Saturday 3 p.m. league games are something of a rarity these days for Chelsea, with the London club's fixtures regularly amended to accommodate live TV schedules. The Blues' season opener against Burnley had been moved to Monday evening, leaving match-going supporters having to take a day off work and facing a long trek home in the small hours of the morning.
A 3-1 victory made the journey worth it, and the discontent from the inconvenient timing was offset today by the warm autumnal sunshine that bathed West London and a return, for one weekend at least, to a traditional kickoff time.
The buzz inside Stamford Bridge was palpable with expectant Blues supporters hoping their side would continue where they left off at Turf Moor, and visiting Leicester City fans optimistic about the Foxes' chances of causing an upset.
"Nigel's the Special One," they chanted in deference to manager Nigel Pearson. As the first-half progressed, home crowd nerves began to jangle as memories of last season's frustrations at Chelsea's shortcomings against the Premier League's supposed lesser teams were rekindled by stubborn, tough-tackling opponents.
A 0-0 score line at the break suggested that Jose Mourinho might have words at halftime. One would expect he did, and the Blues were an altogether different proposition in the second period, eventually easing to a 2-0 win courtesy of goals from Diego Costa and Eden Hazard.
On Monday night, Burnley supporters' chants of "Ginger Mourinho" in praise of Clarets manager Sean Dyche had been silenced. Today, "Nigel's the Special One" was not reprised after Costa's opening goal.
There is only one Mourinho, and prematch talk had concerned itself with the real Special One's man management. There was his decision to make Thibaut Courtois his first choice keeper, and then he opted to keep 15.8 million pound left-back Filipe Luis on the bench.

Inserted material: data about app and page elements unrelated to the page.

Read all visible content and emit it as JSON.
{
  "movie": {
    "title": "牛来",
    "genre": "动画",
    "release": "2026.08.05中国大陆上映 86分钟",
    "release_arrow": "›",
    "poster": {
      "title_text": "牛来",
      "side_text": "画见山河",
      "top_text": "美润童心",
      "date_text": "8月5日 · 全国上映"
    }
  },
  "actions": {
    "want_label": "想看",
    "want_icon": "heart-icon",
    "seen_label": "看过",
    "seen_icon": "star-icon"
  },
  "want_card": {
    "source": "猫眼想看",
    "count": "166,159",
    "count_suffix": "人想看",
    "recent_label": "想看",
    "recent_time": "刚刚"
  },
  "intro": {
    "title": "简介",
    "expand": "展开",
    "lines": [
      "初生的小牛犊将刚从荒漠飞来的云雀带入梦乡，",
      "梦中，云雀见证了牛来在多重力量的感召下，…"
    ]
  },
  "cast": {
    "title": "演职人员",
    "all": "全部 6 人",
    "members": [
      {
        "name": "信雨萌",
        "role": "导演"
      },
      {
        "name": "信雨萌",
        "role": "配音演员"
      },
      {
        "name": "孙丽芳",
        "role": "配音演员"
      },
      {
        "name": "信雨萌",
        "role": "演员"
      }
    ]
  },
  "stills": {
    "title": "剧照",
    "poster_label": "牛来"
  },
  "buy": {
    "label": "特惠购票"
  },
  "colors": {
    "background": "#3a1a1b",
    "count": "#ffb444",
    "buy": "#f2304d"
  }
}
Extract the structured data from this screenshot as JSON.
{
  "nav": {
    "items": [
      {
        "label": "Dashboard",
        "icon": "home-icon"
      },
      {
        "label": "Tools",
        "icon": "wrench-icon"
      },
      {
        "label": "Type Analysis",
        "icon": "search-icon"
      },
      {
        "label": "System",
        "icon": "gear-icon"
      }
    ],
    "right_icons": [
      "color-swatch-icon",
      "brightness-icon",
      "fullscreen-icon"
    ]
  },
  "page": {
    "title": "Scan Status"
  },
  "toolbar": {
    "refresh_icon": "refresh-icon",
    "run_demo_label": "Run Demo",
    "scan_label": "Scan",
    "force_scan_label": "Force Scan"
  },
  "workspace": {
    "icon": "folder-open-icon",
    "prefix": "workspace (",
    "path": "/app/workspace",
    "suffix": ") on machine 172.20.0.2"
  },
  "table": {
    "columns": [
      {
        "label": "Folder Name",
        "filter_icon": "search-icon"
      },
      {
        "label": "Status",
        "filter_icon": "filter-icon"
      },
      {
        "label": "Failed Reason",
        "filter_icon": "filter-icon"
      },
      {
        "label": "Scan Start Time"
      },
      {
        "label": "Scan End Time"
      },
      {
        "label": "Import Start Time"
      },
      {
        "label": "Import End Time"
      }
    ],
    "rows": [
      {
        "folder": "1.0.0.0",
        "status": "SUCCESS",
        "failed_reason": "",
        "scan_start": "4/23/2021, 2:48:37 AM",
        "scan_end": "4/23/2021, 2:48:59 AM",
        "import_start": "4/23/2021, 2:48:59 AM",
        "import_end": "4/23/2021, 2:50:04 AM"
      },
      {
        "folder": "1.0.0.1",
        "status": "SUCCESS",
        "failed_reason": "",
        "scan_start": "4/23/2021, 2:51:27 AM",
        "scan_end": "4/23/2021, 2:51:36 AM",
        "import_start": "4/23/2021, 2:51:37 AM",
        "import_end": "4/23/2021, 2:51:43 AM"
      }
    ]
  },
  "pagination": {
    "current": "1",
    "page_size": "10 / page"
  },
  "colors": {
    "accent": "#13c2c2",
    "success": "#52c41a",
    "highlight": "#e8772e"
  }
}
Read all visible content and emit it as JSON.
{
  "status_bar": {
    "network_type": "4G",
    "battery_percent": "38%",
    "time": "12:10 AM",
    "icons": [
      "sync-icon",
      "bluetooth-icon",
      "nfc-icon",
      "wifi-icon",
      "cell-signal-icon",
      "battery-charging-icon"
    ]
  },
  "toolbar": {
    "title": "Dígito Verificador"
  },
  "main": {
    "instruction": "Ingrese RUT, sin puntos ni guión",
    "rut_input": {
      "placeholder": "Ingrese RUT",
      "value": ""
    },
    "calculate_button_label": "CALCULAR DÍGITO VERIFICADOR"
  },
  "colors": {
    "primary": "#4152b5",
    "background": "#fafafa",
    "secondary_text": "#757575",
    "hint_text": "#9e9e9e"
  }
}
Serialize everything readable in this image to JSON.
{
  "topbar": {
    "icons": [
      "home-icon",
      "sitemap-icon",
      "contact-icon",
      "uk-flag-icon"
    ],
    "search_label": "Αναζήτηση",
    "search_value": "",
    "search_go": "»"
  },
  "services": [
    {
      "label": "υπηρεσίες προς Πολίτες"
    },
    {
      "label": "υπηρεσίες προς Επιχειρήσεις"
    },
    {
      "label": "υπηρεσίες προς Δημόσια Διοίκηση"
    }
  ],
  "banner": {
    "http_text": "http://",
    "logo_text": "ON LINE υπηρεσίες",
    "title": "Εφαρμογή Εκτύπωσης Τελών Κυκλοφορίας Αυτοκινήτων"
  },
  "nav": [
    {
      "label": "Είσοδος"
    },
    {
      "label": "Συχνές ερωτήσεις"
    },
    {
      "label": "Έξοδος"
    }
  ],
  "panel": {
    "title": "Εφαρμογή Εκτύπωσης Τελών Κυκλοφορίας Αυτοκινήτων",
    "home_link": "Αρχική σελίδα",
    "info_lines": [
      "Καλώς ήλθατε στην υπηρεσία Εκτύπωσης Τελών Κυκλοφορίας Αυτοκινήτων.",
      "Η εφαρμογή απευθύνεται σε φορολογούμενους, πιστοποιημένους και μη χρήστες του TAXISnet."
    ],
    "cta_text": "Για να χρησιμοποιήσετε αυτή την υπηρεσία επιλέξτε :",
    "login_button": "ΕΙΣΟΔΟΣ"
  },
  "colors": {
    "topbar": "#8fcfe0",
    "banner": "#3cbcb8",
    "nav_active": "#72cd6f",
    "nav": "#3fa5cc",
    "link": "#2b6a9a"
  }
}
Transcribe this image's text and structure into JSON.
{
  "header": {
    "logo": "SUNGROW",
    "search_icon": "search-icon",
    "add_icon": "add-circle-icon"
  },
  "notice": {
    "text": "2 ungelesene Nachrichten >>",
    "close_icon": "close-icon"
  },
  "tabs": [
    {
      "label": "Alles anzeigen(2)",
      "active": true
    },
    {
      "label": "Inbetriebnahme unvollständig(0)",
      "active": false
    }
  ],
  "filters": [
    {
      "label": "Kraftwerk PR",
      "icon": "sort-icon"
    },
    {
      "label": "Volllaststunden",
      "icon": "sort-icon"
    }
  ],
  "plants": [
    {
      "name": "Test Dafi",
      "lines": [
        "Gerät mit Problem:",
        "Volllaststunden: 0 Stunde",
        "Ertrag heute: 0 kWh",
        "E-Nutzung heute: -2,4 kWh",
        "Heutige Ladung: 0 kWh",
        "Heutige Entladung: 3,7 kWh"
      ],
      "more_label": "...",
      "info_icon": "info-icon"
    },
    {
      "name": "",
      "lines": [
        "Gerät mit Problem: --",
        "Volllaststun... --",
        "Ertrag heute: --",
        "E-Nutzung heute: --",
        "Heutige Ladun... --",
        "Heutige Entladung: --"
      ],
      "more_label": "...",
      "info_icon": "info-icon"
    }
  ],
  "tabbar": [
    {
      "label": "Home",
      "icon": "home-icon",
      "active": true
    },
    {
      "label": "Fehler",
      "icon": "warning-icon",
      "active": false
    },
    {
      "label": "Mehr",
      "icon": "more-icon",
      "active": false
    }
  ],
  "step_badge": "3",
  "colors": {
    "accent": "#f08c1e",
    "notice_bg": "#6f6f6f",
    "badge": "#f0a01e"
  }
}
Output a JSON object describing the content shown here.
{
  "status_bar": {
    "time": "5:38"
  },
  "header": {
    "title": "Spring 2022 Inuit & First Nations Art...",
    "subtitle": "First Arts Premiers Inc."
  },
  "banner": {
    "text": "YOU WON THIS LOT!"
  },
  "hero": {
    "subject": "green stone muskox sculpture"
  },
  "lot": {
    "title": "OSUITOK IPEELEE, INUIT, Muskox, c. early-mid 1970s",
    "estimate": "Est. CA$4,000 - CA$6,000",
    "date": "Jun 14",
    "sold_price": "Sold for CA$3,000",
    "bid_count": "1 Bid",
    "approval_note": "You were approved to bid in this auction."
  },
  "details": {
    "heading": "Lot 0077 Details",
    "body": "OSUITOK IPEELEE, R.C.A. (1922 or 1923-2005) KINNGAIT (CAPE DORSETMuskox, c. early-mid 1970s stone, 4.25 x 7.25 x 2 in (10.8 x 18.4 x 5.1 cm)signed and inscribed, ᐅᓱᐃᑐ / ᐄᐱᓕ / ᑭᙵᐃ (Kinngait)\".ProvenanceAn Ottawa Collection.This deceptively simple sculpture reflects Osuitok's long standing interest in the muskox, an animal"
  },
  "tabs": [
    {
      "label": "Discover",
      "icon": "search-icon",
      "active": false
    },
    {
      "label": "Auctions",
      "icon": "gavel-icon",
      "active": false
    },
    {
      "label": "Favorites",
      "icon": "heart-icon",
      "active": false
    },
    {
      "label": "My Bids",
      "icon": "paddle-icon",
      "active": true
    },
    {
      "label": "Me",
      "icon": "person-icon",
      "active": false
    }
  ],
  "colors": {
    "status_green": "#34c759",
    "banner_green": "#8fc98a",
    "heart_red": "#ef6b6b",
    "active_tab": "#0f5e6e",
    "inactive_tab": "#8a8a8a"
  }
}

Today, Courtois looked unbeatable. Any thoughts that he be spectator against Leicester were soon banished, as he was regularly called into action to deal with opportunities created by Jeff Schlupp, Riyad Mahrez and David Nugent. Commanding his area on set pieces and corners, Courtois caught the ball cleanly and displayed pace and coordination when clearing his lines.
In the second half, with the score still level, Mahrez caught Chelsea's defence on the break and played Nugent through in space. With only Courtois to beat, had he scored, the Foxes striker could have changed the course of the game, but the Blues' keeper pulled off an outstanding save. Clean sheets were a feature of Mourinho's previous title-winning teams at the Bridge, and in Courtois, he has a man between the posts who will make a major contribution in shutting out the opposition.
Part of that equation is the Blues' back line. Based on today's evidence, Cesar Azpilicueta, Gary Cahill, John Terry and Branislav Ivanovic will be keeping Luis waiting a while longer for his full debut.
Costa and Hazard may have found the net today, but it was Ivanovic who put in a man-of-the-match display. The Serbian improved on his excellent performance against Burnley, which yielded a goal and an assist. Ivanovic is quite simply a beast of a player. Solid in defence, swashbuckling in attack -- he looks as though he could play in any position for Chelsea and, if called upon, that would no doubt include keeping goal.
Having had a header acrobatically saved by Leicester keeper Kasper Schmeichel, a subsequent rampaging run down the right flank saw Ivanovic decide to let Costa try his luck, feeding a neat pass to the 32 million pound striker who swept the ball home. One-nil to the Blues. Nerves settled.
After a frisky first half, the Foxes' defence started to tire. Mourinho sent on Ramires for Andre Schurrle and Willian for Oscar -- fresh, talented legs to create more problems. With heads turned by Chelsea's pacey substitutes constantly running at goal, a neglected Hazard was allowed too much freedom of movement on the left flank. Waltzing across the penalty area, with all the time in the world, the Blues' current player of the year drilled a low shot past Schmeichel. Two-nil Chelsea. Game over.
Having opened the 2014-15 campaign with back-to-back wins against newly promoted sides, the Blues will face a sterner examination of their title credentials at Goodison Park next Saturday when they face an Everton side that inflicted a first defeat on a returning Mourinho last season. This time around, the Special One has Costa to count on.
Chances may be few and far between, but the Spain international has already proven he can find the net and, as Leicester found today, that could be the telling difference. Failing that, there's always Ivanovic. It's early days yet, but Mourinho's Chelsea are going to take some stopping this season.
Mark Worrall has penned several books on the history and success of Chelsea Football Club. You can follow him on Twitter @gate17marco.